### Extracted entries
* * *

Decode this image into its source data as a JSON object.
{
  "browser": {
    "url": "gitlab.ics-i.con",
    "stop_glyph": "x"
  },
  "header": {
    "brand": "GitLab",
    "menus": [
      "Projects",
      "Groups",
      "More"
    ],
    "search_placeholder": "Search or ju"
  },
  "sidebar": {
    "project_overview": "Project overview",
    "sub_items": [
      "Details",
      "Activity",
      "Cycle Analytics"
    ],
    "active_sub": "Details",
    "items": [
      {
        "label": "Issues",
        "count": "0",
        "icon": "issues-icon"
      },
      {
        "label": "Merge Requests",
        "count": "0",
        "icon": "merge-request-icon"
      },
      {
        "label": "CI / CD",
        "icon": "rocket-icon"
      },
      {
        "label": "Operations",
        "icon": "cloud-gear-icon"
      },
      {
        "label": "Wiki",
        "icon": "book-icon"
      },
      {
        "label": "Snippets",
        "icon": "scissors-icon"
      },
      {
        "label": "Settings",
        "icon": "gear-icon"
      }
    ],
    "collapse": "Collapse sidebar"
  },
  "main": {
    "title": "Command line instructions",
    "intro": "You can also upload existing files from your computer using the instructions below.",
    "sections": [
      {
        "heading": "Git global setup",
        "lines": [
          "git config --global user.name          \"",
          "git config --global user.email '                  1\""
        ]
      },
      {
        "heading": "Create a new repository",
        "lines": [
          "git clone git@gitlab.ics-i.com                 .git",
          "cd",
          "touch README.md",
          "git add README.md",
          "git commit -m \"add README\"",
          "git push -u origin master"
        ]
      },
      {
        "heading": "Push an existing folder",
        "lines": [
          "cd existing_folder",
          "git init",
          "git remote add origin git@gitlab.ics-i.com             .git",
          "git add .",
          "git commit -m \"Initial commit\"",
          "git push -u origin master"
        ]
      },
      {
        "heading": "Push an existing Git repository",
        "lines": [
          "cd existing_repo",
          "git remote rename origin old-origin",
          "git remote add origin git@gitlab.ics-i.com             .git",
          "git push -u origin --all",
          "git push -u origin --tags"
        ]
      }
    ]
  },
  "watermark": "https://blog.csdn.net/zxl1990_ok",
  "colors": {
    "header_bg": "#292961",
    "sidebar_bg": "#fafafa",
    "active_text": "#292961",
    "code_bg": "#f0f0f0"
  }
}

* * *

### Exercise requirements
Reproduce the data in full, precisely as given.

### Exercise output
Decode this image into its source data as a JSON object.
{
  "browser": {
    "url": "gitlab.ics-i.con",
    "stop_glyph": "x"
  },
  "header": {
    "brand": "GitLab",
    "menus": [
      "Projects",
      "Groups",
      "More"
    ],
    "search_placeholder": "Search or ju"
  },
  "sidebar": {
    "project_overview": "Project overview",
    "sub_items": [
      "Details",
      "Activity",
      "Cycle Analytics"
    ],
    "active_sub": "Details",
    "items": [
      {
        "label": "Issues",
        "count": "0",
        "icon": "issues-icon"
      },
      {
        "label": "Merge Requests",
        "count": "0",
        "icon": "merge-request-icon"
      },
      {
        "label": "CI / CD",
        "icon": "rocket-icon"
      },
      {
        "label": "Operations",
        "icon": "cloud-gear-icon"
      },
      {
        "label": "Wiki",
        "icon": "book-icon"
      },
      {
        "label": "Snippets",
        "icon": "scissors-icon"
      },
      {
        "label": "Settings",
        "icon": "gear-icon"
      }
    ],
    "collapse": "Collapse sidebar"
  },
  "main": {
    "title": "Command line instructions",
    "intro": "You can also upload existing files from your computer using the instructions below.",
    "sections": [
      {
        "heading": "Git global setup",
        "lines": [
          "git config --global user.name          \"",
          "git config --global user.email '                  1\""
        ]
      },
      {
        "heading": "Create a new repository",
        "lines": [
          "git clone git@gitlab.ics-i.com                 .git",
          "cd",
          "touch README.md",
          "git add README.md",
          "git commit -m \"add README\"",
          "git push -u origin master"
        ]
      },
      {
        "heading": "Push an existing folder",
        "lines": [
          "cd existing_folder",
          "git init",
          "git remote add origin git@gitlab.ics-i.com             .git",
          "git add .",
          "git commit -m \"Initial commit\"",
          "git push -u origin master"
        ]
      },
      {
        "heading": "Push an existing Git repository",
        "lines": [
          "cd existing_repo",
          "git remote rename origin old-origin",
          "git remote add origin git@gitlab.ics-i.com             .git",
          "git push -u origin --all",
          "git push -u origin --tags"
        ]
      }
    ]
  },
  "watermark": "https://blog.csdn.net/zxl1990_ok",
  "colors": {
    "header_bg": "#292961",
    "sidebar_bg": "#fafafa",
    "active_text": "#292961",
    "code_bg": "#f0f0f0"
  }
}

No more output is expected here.